Does SOU Care?









As part of our two part story about suicide rates among Oregonians and the stresses of college aged people we began to wonder what programs exist on the Southern Oregon University campus and, if they exist, do they work?

We found SOU Cares, a camps wide directive to observe students who may be struggling and reach out to them with an offer of assistance. But is it effective? Taylor Burke thinks so. As director of student development and support services she knows all about the SOU Cares program, and she wants you to know a little bit about it too.

SOU Cares gives people the opportunity to tell trained staff about troubling behavior in a friend, classmate, coworker, or acquaintance at SOU. When SOU Cares receives a report, staff contacts the person of concern. Burke explains, “Often it’s a really friendly email we send out, to say we’ve received this really kind note of concern and we’d like to meet with you, to see if we can provide some kind of support.”

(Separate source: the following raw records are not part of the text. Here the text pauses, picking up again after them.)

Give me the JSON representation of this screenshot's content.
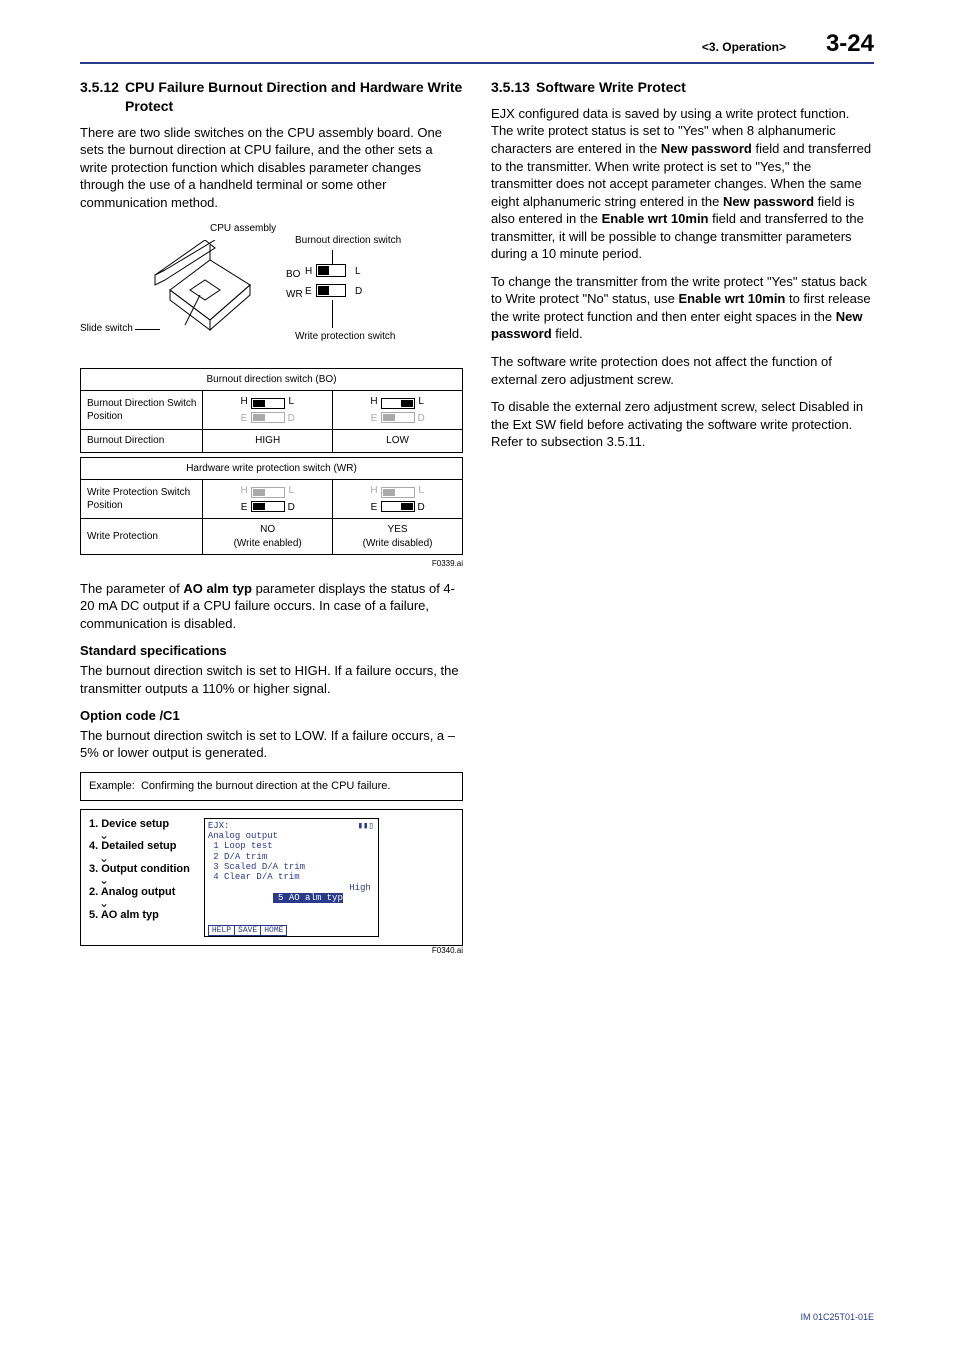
{
  "header": {
    "section": "<3. Operation>",
    "page": "3-24"
  },
  "left": {
    "h_num": "3.5.12",
    "h_title": "CPU Failure Burnout Direction and Hardware Write Protect",
    "p1": "There are two slide switches on the CPU assembly board. One sets the burnout direction at CPU failure, and the other sets a write protection function which disables parameter changes through the use of a handheld terminal or some other communication method.",
    "diagram": {
      "cpu_assembly": "CPU assembly",
      "burnout_switch": "Burnout direction switch",
      "write_switch": "Write protection switch",
      "slide_switch": "Slide switch",
      "bo": "BO",
      "wr": "WR",
      "H": "H",
      "L": "L",
      "E": "E",
      "D": "D"
    },
    "table_bo": {
      "title": "Burnout direction switch (BO)",
      "row1": "Burnout Direction Switch Position",
      "row2": "Burnout Direction",
      "high": "HIGH",
      "low": "LOW"
    },
    "table_wr": {
      "title": "Hardware write protection switch (WR)",
      "row1": "Write Protection Switch Position",
      "row2": "Write Protection",
      "no": "NO",
      "no_sub": "(Write enabled)",
      "yes": "YES",
      "yes_sub": "(Write disabled)"
    },
    "fignote1": "F0339.ai",
    "p2a": "The parameter of ",
    "p2b": "AO alm typ",
    "p2c": " parameter displays the status of 4-20 mA DC output if a CPU failure occurs. In case of a failure, communication is disabled.",
    "stdspec_h": "Standard specifications",
    "stdspec_p": "The burnout direction switch is set to HIGH. If a failure occurs, the transmitter outputs a 110% or higher signal.",
    "opt_h": "Option code /C1",
    "opt_p": "The burnout direction switch is set to LOW. If a failure occurs, a –5% or lower output is generated.",
    "example_label": "Example:",
    "example_text": "Confirming the burnout direction at the CPU failure.",
    "path": {
      "i1": "1. Device setup",
      "i2": "4. Detailed setup",
      "i3": "3. Output condition",
      "i4": "2. Analog output",
      "i5": "5. AO alm typ"
    },
    "lcd": {
      "l0": "EJX:",
      "l1": "Analog output",
      "l2": " 1 Loop test",
      "l3": " 2 D/A trim",
      "l4": " 3 Scaled D/A trim",
      "l5": " 4 Clear D/A trim",
      "l6a": " 5 ",
      "l6b": "AO alm typ",
      "l6r": "High",
      "b1": "HELP",
      "b2": "SAVE",
      "b3": "HOME"
    },
    "fignote2": "F0340.ai"
  },
  "right": {
    "h_num": "3.5.13",
    "h_title": "Software Write Protect",
    "p1a": "EJX configured data is saved by using a write protect function. The write protect status is set to \"Yes\" when 8 alphanumeric characters are entered in the ",
    "p1b": "New password",
    "p1c": " field and transferred to the transmitter. When write protect is set to \"Yes,\" the transmitter does not accept parameter changes. When the same eight alphanumeric string entered in the ",
    "p1d": "New password",
    "p1e": " field is also entered in the ",
    "p1f": "Enable wrt 10min",
    "p1g": " field and transferred to the transmitter, it will be possible to change transmitter parameters during a 10 minute period.",
    "p2a": "To change the transmitter from the write protect \"Yes\" status back to Write protect \"No\" status, use ",
    "p2b": "Enable wrt 10min",
    "p2c": " to first release the write protect function and then enter eight spaces in the ",
    "p2d": "New password",
    "p2e": " field.",
    "p3": "The software write protection does not affect the function of external zero adjustment screw.",
    "p4": "To disable the external zero adjustment screw, select Disabled in the Ext SW field before activating the software write protection. Refer to subsection 3.5.11."
  },
  "footer": "IM 01C25T01-01E"
}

Historically mental health has been a big issue in Oregon. In 2012 the age adjusted suicide rates in Oregon soared 41 percent above the national average. That reality may create questions-is SOU paying enough attention enough to address the issues of depression and suicide? Do people actually submit reports of concern? According to SOU data the answer is yes. So far this school year 975 students were reported in SOU Cares reports, this is more than in the entire 2013 school year.

The increase is not due exclusively to student involvement. Students have not submitted as many reports as faculty. In a sample of 50 SOU Cares reports only 5 students reported concerns for other students. But Burke believes more students will submit reports in the future: “I think we will continue to see students learning about this process. Most of our institutional education has been aimed at faculty and staff and we sort of have easier access to faculty and staff although many students, as they are in student leadership roles, are also trained in SOU cares reports, and I think going forward we will have additional training for students and we will begin to see equivalent numbers of reports coming from students.”

Burke wanted to clear misconceptions that these reports were a way to “tell on” other students. The reports do not force students into treatment. Burke said, “There are occasions where we reach out to offer support, and the student says, ‘Oh no, I’ve taken care of that, I don’t need help with that,’ and that’s perfectly fine. Students can decline additional support.” But later on Burke added, “…generally students are touched deeply that someone cared about them, and cared enough to submit a report.”

SOU Cares reports cover every topic from suicide to hate crimes. You can submit a SOU Cares report by clicking here(hyperlink to filling out all the required fields and hitting the submit button.